_Work required:_ Please copy out all the data. Every detail stays the same.

START Records for this task

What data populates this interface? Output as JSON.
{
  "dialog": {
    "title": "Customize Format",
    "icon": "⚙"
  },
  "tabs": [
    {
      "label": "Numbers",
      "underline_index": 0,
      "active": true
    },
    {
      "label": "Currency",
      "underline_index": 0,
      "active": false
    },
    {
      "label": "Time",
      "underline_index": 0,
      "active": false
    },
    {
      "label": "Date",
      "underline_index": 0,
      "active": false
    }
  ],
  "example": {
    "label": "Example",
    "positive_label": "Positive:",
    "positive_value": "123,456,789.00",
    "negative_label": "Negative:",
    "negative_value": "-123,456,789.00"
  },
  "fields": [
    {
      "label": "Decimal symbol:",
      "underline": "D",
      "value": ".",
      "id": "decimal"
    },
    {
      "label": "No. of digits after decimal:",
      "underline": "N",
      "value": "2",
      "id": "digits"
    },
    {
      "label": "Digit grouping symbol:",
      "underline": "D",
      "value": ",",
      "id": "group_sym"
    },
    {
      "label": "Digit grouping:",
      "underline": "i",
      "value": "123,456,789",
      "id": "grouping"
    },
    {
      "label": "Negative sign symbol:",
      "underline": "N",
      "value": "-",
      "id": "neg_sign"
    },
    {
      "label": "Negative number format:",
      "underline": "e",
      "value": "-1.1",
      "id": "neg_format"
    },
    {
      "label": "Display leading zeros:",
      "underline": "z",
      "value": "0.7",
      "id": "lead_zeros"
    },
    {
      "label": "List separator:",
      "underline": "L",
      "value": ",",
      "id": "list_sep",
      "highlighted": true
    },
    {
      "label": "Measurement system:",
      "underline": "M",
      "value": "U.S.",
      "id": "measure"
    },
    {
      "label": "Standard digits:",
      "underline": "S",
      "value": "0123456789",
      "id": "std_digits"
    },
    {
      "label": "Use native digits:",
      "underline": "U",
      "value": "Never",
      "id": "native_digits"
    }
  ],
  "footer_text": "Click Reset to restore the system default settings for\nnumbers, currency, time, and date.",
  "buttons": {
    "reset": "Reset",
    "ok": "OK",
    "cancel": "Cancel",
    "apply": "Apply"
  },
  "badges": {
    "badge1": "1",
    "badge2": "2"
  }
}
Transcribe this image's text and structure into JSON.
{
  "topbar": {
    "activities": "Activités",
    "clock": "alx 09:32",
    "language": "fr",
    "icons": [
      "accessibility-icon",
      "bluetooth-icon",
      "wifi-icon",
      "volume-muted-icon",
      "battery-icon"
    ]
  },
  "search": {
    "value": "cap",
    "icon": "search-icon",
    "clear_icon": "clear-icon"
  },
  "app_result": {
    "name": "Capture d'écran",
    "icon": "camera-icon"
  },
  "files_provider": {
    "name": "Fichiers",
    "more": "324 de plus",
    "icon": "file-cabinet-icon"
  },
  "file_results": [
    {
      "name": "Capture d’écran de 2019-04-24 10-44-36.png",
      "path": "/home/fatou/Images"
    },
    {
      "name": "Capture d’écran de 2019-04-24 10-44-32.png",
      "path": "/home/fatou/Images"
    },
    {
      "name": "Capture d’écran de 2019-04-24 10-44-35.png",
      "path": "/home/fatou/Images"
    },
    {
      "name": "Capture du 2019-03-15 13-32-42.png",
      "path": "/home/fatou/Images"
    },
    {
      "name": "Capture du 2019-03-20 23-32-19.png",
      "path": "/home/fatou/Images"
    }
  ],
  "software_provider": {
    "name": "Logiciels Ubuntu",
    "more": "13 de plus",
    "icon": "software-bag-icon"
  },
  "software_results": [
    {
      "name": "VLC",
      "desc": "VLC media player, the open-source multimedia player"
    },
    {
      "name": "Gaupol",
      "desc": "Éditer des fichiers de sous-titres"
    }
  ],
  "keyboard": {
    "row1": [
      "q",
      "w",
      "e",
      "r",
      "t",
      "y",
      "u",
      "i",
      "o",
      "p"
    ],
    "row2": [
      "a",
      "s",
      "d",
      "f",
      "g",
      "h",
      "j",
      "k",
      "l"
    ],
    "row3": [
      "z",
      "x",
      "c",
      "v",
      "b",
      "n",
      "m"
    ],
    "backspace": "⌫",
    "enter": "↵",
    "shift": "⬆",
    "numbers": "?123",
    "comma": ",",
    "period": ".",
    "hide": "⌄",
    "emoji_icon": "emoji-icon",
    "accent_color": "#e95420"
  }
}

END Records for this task

_Exercise result:_
What data populates this interface? Output as JSON.
{
  "dialog": {
    "title": "Customize Format",
    "icon": "⚙"
  },
  "tabs": [
    {
      "label": "Numbers",
      "underline_index": 0,
      "active": true
    },
    {
      "label": "Currency",
      "underline_index": 0,
      "active": false
    },
    {
      "label": "Time",
      "underline_index": 0,
      "active": false
    },
    {
      "label": "Date",
      "underline_index": 0,
      "active": false
    }
  ],
  "example": {
    "label": "Example",
    "positive_label": "Positive:",
    "positive_value": "123,456,789.00",
    "negative_label": "Negative:",
    "negative_value": "-123,456,789.00"
  },
  "fields": [
    {
      "label": "Decimal symbol:",
      "underline": "D",
      "value": ".",
      "id": "decimal"
    },
    {
      "label": "No. of digits after decimal:",
      "underline": "N",
      "value": "2",
      "id": "digits"
    },
    {
      "label": "Digit grouping symbol:",
      "underline": "D",
      "value": ",",
      "id": "group_sym"
    },
    {
      "label": "Digit grouping:",
      "underline": "i",
      "value": "123,456,789",
      "id": "grouping"
    },
    {
      "label": "Negative sign symbol:",
      "underline": "N",
      "value": "-",
      "id": "neg_sign"
    },
    {
      "label": "Negative number format:",
      "underline": "e",
      "value": "-1.1",
      "id": "neg_format"
    },
    {
      "label": "Display leading zeros:",
      "underline": "z",
      "value": "0.7",
      "id": "lead_zeros"
    },
    {
      "label": "List separator:",
      "underline": "L",
      "value": ",",
      "id": "list_sep",
      "highlighted": true
    },
    {
      "label": "Measurement system:",
      "underline": "M",
      "value": "U.S.",
      "id": "measure"
    },
    {
      "label": "Standard digits:",
      "underline": "S",
      "value": "0123456789",
      "id": "std_digits"
    },
    {
      "label": "Use native digits:",
      "underline": "U",
      "value": "Never",
      "id": "native_digits"
    }
  ],
  "footer_text": "Click Reset to restore the system default settings for\nnumbers, currency, time, and date.",
  "buttons": {
    "reset": "Reset",
    "ok": "OK",
    "cancel": "Cancel",
    "apply": "Apply"
  },
  "badges": {
    "badge1": "1",
    "badge2": "2"
  }
}
Transcribe this image's text and structure into JSON.
{
  "topbar": {
    "activities": "Activités",
    "clock": "alx 09:32",
    "language": "fr",
    "icons": [
      "accessibility-icon",
      "bluetooth-icon",
      "wifi-icon",
      "volume-muted-icon",
      "battery-icon"
    ]
  },
  "search": {
    "value": "cap",
    "icon": "search-icon",
    "clear_icon": "clear-icon"
  },
  "app_result": {
    "name": "Capture d'écran",
    "icon": "camera-icon"
  },
  "files_provider": {
    "name": "Fichiers",
    "more": "324 de plus",
    "icon": "file-cabinet-icon"
  },
  "file_results": [
    {
      "name": "Capture d’écran de 2019-04-24 10-44-36.png",
      "path": "/home/fatou/Images"
    },
    {
      "name": "Capture d’écran de 2019-04-24 10-44-32.png",
      "path": "/home/fatou/Images"
    },
    {
      "name": "Capture d’écran de 2019-04-24 10-44-35.png",
      "path": "/home/fatou/Images"
    },
    {
      "name": "Capture du 2019-03-15 13-32-42.png",
      "path": "/home/fatou/Images"
    },
    {
      "name": "Capture du 2019-03-20 23-32-19.png",
      "path": "/home/fatou/Images"
    }
  ],
  "software_provider": {
    "name": "Logiciels Ubuntu",
    "more": "13 de plus",
    "icon": "software-bag-icon"
  },
  "software_results": [
    {
      "name": "VLC",
      "desc": "VLC media player, the open-source multimedia player"
    },
    {
      "name": "Gaupol",
      "desc": "Éditer des fichiers de sous-titres"
    }
  ],
  "keyboard": {
    "row1": [
      "q",
      "w",
      "e",
      "r",
      "t",
      "y",
      "u",
      "i",
      "o",
      "p"
    ],
    "row2": [
      "a",
      "s",
      "d",
      "f",
      "g",
      "h",
      "j",
      "k",
      "l"
    ],
    "row3": [
      "z",
      "x",
      "c",
      "v",
      "b",
      "n",
      "m"
    ],
    "backspace": "⌫",
    "enter": "↵",
    "shift": "⬆",
    "numbers": "?123",
    "comma": ",",
    "period": ".",
    "hide": "⌄",
    "emoji_icon": "emoji-icon",
    "accent_color": "#e95420"
  }
}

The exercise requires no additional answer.